A 3D medical animation still of Ebola Virus
A simple video explanation of Ebola virus

The Ebola virus that makes people sick lives in the blood and other liquids and wet things in some kinds of non-human animals without killing them. Scientists think the animals it lives in are mainly some kinds of monkeys or fruit bats. When people touch animals that have the virus, or wet things that came out of those animals, they can get sick.[2]

Ebola cannot be caught through the air, or by being near sick people.[3] The virus can only go from liquids into people's bodies. This means Ebola can be caught by touching a sick person's blood, saliva, mucus, semen, diarrhea, vomit, or other fluids that come out of a sick person's body.

If a person does not die from the disease, he can still give other people the infection by having sex for nearly another two months after they stop being sick. This is because the virus can still be in the man's semen after a long time.

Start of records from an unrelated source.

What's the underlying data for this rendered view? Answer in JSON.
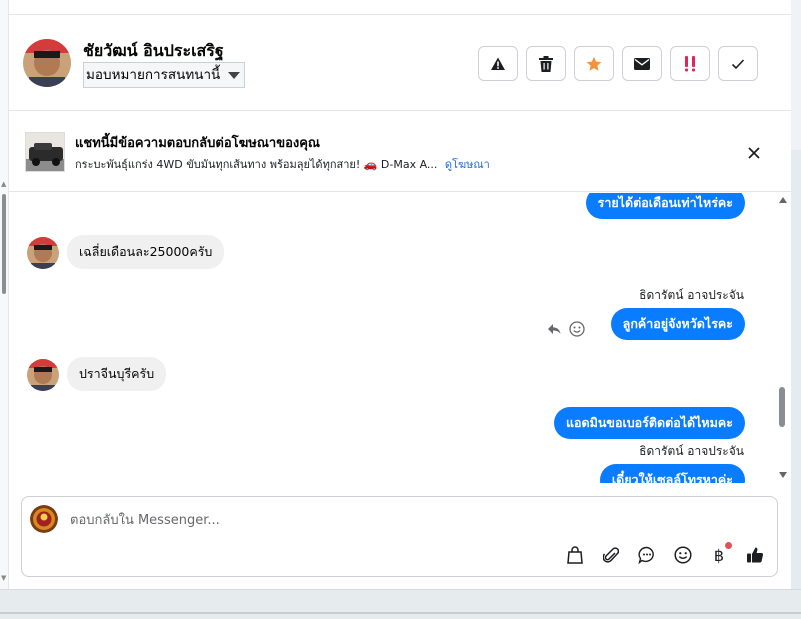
{
  "header": {
    "contact_name": "ชัยวัฒน์ อินประเสริฐ",
    "assign_label": "มอบหมายการสนทนานี้"
  },
  "actions": [
    {
      "name": "report-button",
      "icon": "warning-icon"
    },
    {
      "name": "delete-button",
      "icon": "trash-icon"
    },
    {
      "name": "star-button",
      "icon": "star-icon",
      "color": "#f7923a"
    },
    {
      "name": "mark-unread-button",
      "icon": "envelope-icon"
    },
    {
      "name": "mark-priority-button",
      "icon": "exclamation-icon",
      "color": "#e0245e"
    },
    {
      "name": "mark-done-button",
      "icon": "check-icon"
    }
  ],
  "ad": {
    "title": "แชทนี้มีข้อความตอบกลับต่อโฆษณาของคุณ",
    "description": "กระบะพันธุ์แกร่ง 4WD ขับมันทุกเส้นทาง พร้อมลุยได้ทุกสาย! 🚗 D-Max A...",
    "link": "ดูโฆษณา"
  },
  "messages": [
    {
      "dir": "out",
      "text": "รายได้ต่อเดือนเท่าไหร่คะ"
    },
    {
      "dir": "in",
      "text": "เฉลี่ยเดือนละ25000ครับ"
    },
    {
      "dir": "sender",
      "text": "ธิดารัตน์ อาจประจัน"
    },
    {
      "dir": "out",
      "text": "ลูกค้าอยู่จังหวัดไรคะ"
    },
    {
      "dir": "in",
      "text": "ปราจีนบุรีครับ"
    },
    {
      "dir": "out",
      "text": "แอดมินขอเบอร์ติดต่อได้ไหมคะ"
    },
    {
      "dir": "sender",
      "text": "ธิดารัตน์ อาจประจัน"
    },
    {
      "dir": "out",
      "text": "เดี๋ยวให้เซลล์โทรหาค่ะ"
    }
  ],
  "composer": {
    "placeholder": "ตอบกลับใน Messenger..."
  },
  "colors": {
    "accent": "#0a7cff",
    "link": "#216fdb"
  }
}
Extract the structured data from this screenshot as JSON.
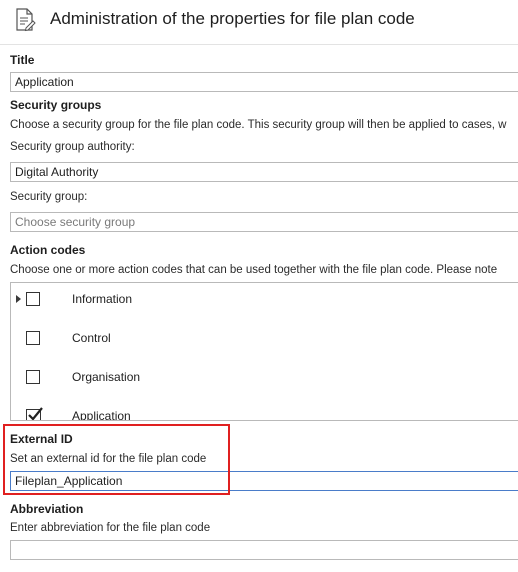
{
  "header": {
    "title": "Administration of the properties for file plan code",
    "icon": "document-edit-icon"
  },
  "title_section": {
    "label": "Title",
    "value": "Application"
  },
  "security_groups": {
    "label": "Security groups",
    "help": "Choose a security group for the file plan code. This security group will then be applied to cases, w",
    "authority_label": "Security group authority:",
    "authority_value": "Digital Authority",
    "group_label": "Security group:",
    "group_placeholder": "Choose security group"
  },
  "action_codes": {
    "label": "Action codes",
    "help": "Choose one or more action codes that can be used together with the file plan code. Please note",
    "items": [
      {
        "label": "Information",
        "checked": false,
        "current": true
      },
      {
        "label": "Control",
        "checked": false,
        "current": false
      },
      {
        "label": "Organisation",
        "checked": false,
        "current": false
      },
      {
        "label": "Application",
        "checked": true,
        "current": false
      }
    ]
  },
  "external_id": {
    "label": "External ID",
    "help": "Set an external id for the file plan code",
    "value": "Fileplan_Application",
    "highlight_color": "#e02020"
  },
  "abbreviation": {
    "label": "Abbreviation",
    "help": "Enter abbreviation for the file plan code",
    "value": ""
  }
}
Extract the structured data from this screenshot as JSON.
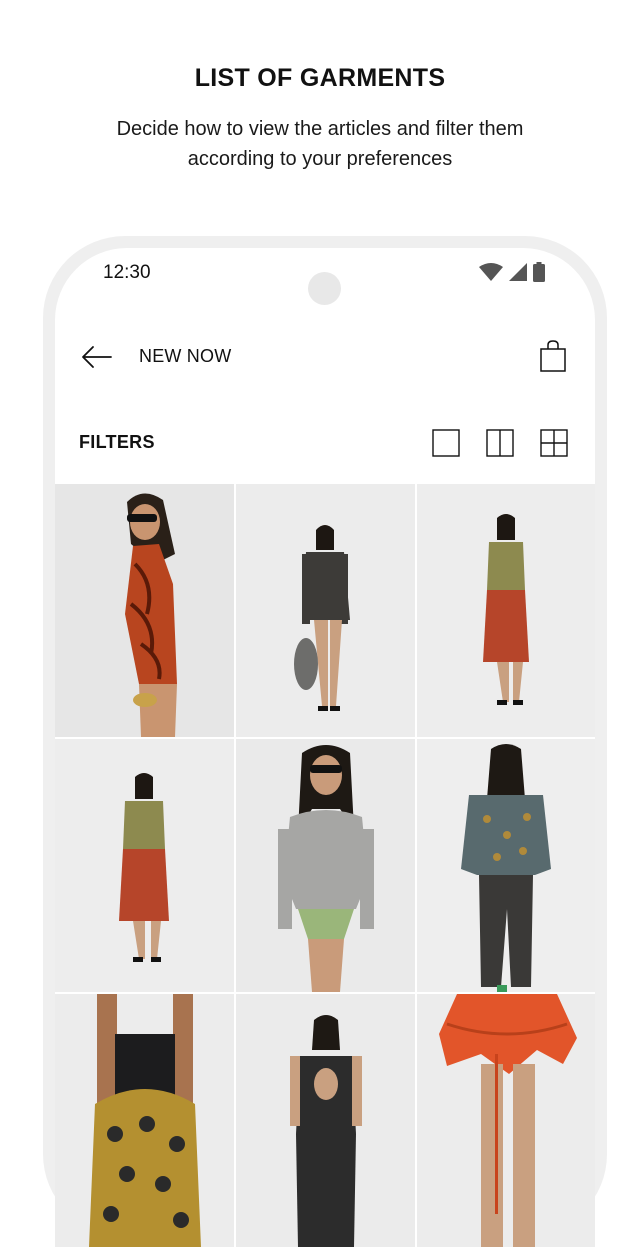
{
  "promo": {
    "title": "LIST OF GARMENTS",
    "subtitle": "Decide how to view the articles and filter them according to your preferences"
  },
  "status_bar": {
    "time": "12:30",
    "icons": [
      "wifi-icon",
      "cellular-signal-icon",
      "battery-icon"
    ]
  },
  "app_bar": {
    "back_icon": "arrow-left-icon",
    "title": "NEW NOW",
    "bag_icon": "shopping-bag-icon"
  },
  "toolbar": {
    "filters_label": "FILTERS",
    "view_options": [
      "single-column-view-icon",
      "two-column-view-icon",
      "four-grid-view-icon"
    ]
  },
  "products": [
    {
      "name": "model-orange-swimsuit"
    },
    {
      "name": "model-grey-blazer"
    },
    {
      "name": "model-olive-cardigan-red-skirt"
    },
    {
      "name": "model-olive-cardigan-red-skirt-2"
    },
    {
      "name": "model-grey-knit-top"
    },
    {
      "name": "model-printed-shirt-back"
    },
    {
      "name": "model-patterned-bag"
    },
    {
      "name": "model-black-open-back-top"
    },
    {
      "name": "model-orange-skirt"
    }
  ],
  "colors": {
    "text": "#111111",
    "phone_frame": "#efefef",
    "tile_background": "#ececec"
  }
}
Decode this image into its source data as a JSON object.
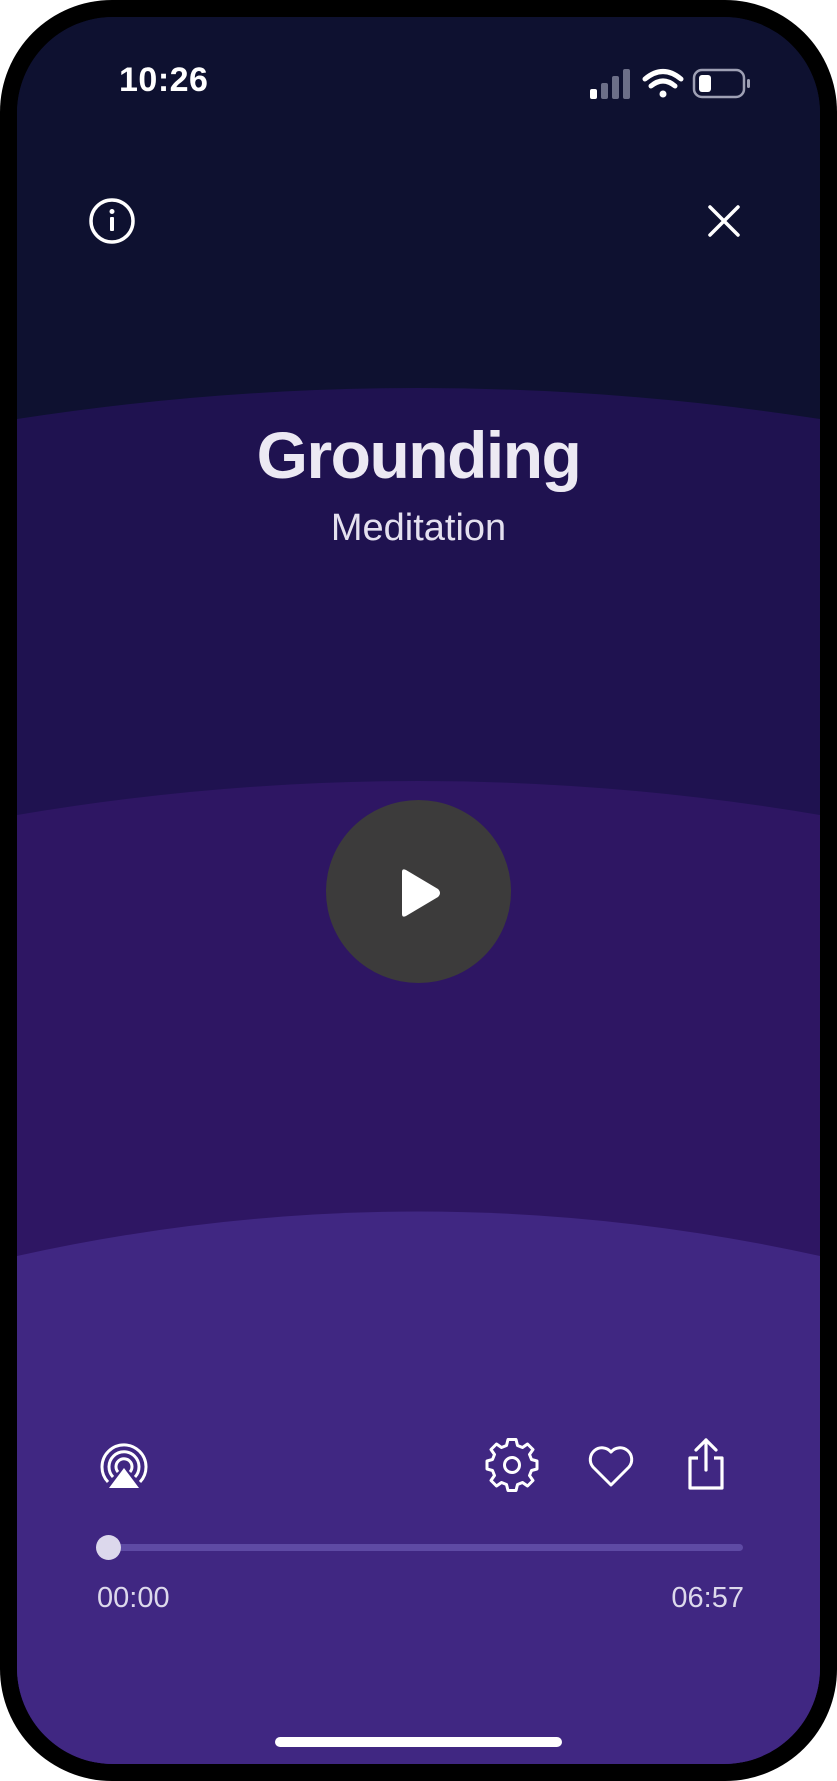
{
  "status_bar": {
    "time": "10:26"
  },
  "header": {
    "info_icon": "info-icon",
    "close_icon": "close-icon"
  },
  "session": {
    "title": "Grounding",
    "subtitle": "Meditation"
  },
  "player": {
    "play_icon": "play-icon",
    "elapsed": "00:00",
    "total": "06:57",
    "progress_fraction": 0.0
  },
  "controls": {
    "airplay_icon": "airplay-icon",
    "settings_icon": "gear-icon",
    "favorite_icon": "heart-icon",
    "share_icon": "share-icon"
  },
  "colors": {
    "background_top": "#0e1130",
    "band_1": "#1f1250",
    "band_2": "#2e1663",
    "band_3": "#402782",
    "play_button": "#3c3b3b",
    "progress_track": "#5e4aa4",
    "progress_thumb": "#dcd8ec",
    "text": "#ece9f3"
  }
}
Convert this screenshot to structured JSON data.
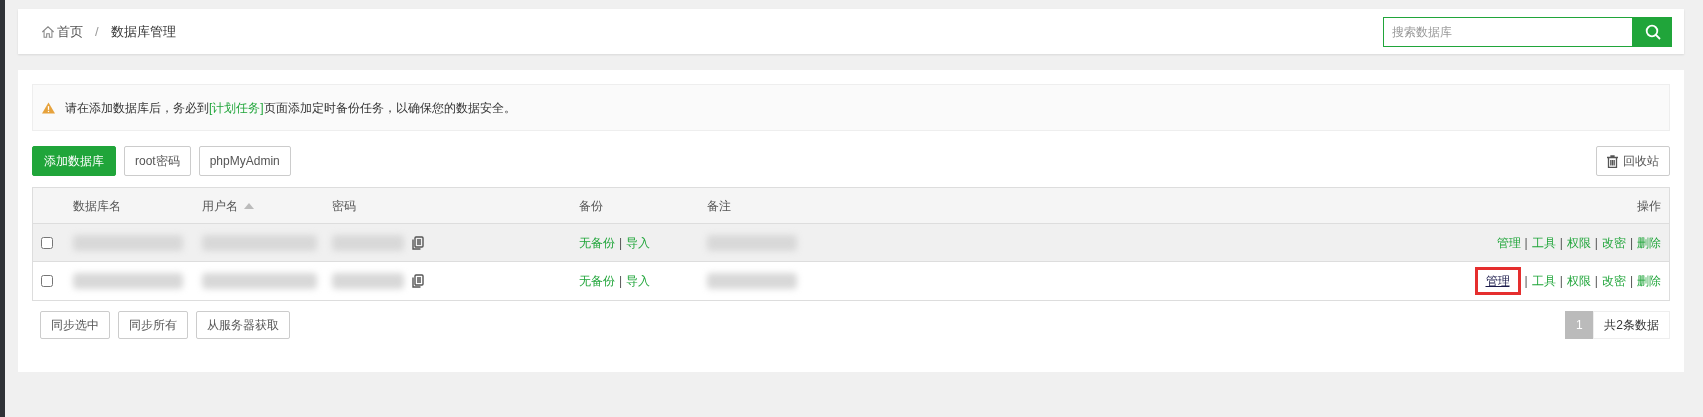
{
  "breadcrumb": [
    {
      "label": "首页",
      "kind": "home"
    },
    {
      "label": "数据库管理",
      "kind": "page"
    }
  ],
  "breadcrumb_separator": "/",
  "link_separator": "|",
  "search": {
    "placeholder": "搜索数据库"
  },
  "notice": {
    "before": "请在添加数据库后，务必到",
    "link": "[计划任务]",
    "after": "页面添加定时备份任务，以确保您的数据安全。"
  },
  "toolbar": [
    {
      "label": "添加数据库",
      "kind": "primary"
    },
    {
      "label": "root密码",
      "kind": "default"
    },
    {
      "label": "phpMyAdmin",
      "kind": "default"
    }
  ],
  "recycle_button": "回收站",
  "table": {
    "columns": [
      {
        "label": "数据库名",
        "sorted": false
      },
      {
        "label": "用户名",
        "sorted": true
      },
      {
        "label": "密码",
        "sorted": false
      },
      {
        "label": "备份",
        "sorted": false
      },
      {
        "label": "备注",
        "sorted": false
      },
      {
        "label": "操作",
        "sorted": false
      }
    ],
    "rows": [
      {
        "checked": false,
        "hovered": true,
        "backup": [
          "无备份",
          "导入"
        ],
        "actions": [
          {
            "label": "管理",
            "highlighted": false
          },
          {
            "label": "工具",
            "highlighted": false
          },
          {
            "label": "权限",
            "highlighted": false
          },
          {
            "label": "改密",
            "highlighted": false
          },
          {
            "label": "删除",
            "highlighted": false
          }
        ]
      },
      {
        "checked": false,
        "hovered": false,
        "backup": [
          "无备份",
          "导入"
        ],
        "actions": [
          {
            "label": "管理",
            "highlighted": true
          },
          {
            "label": "工具",
            "highlighted": false
          },
          {
            "label": "权限",
            "highlighted": false
          },
          {
            "label": "改密",
            "highlighted": false
          },
          {
            "label": "删除",
            "highlighted": false
          }
        ]
      }
    ]
  },
  "footer_buttons": [
    "同步选中",
    "同步所有",
    "从服务器获取"
  ],
  "pagination": {
    "pages": [
      {
        "label": "1",
        "selected": true
      }
    ],
    "summary": "共2条数据"
  }
}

1. Once the virus enters the human body via mucosal surfaces, abrasions or injuries in the skin or by direct parental transmission, it fuses with the cells lining the respiratory tract, eyes, or body cavities.

2. It invades the macrophages and dendritic immune cells and releases its genetic content. The cell explosion triggers the secretion of proinflammatory cytokines initiating a ‘cytokine storm’. The genetic material takes over the cell machinery to replicate itself; new copies of the virus are formed and released into the system.

3. The virus then, goes on to attack spleen, kidneys and even the brain. The blood vessels leak blood and fluid into the surrounding tissues. This atypical clotting and bleeding at the same time manifests externally in the form of rashes.

4. The virus causes the shutdown of other vital organs such as liver and lungs too. In fact, it is able to invade almost all human cells through different attachment mechanisms for each cell type (except for lymphocytes). The very cells that are meant to fight infection are used as carriers to spread infection to other body parts

5. It has been found that the ebola-infected cells do not undergo normal apoptosis, but exhibit vacuolization and signs of necrosis.

Symptoms[change | change source]

When people get Ebola the first symptoms look like some other diseases. People get a fever and feel very tired. Their head, stomach, joints, and throat might hurt. Sometimes, people think they have other diseases like malaria or typhoid fever.

Later, people get much sicker. They bleed both inside and outside their bodies. They have blood in their diarrhea and vomit. They bleed from their noses, mouths, and genitals/sex organs. They get shock: low blood pressure, fast pulse (heart rate), and low blood circulation to the body. Their organs might stop working. Ebola also causes stiffness throughout the body which makes it hard for sick people to move.

Five to nine out of every ten people who get sick with Ebola die.

Treatment[change | change source]

There is no cure for Ebola, but if people get care quickly from doctors and nurses at a hospital, more of them live. People with Ebola need a lot of fluids to replace fluids lost from diarrhea, vomiting, and bleeding. The most important care is giving them water with a very small amount of salt and sugar in it. This is called oral rehydration. It helps to replace their fluids and blood. It is also important to give medicines in case they get bad blood pressure and blood circulation.

Prevention[change | change source]

In December 2016, a study found the VSV-EBOV vaccine to be very effective (in the neighborhood of 70–100%) against the Ebola virus, making it the first vaccine against the disease.

Many Ebola vaccine candidates had been developed in the decade prior to 2014, but as of October 2014, none had yet been approved by the United States Food and Drug Administration (FDA) for use in humans.

Research[change | change source]

World Community Grid is a computing project that is seeking possible drug treatments. People donate the spare time on their computers to the project.

Reference[change | change source]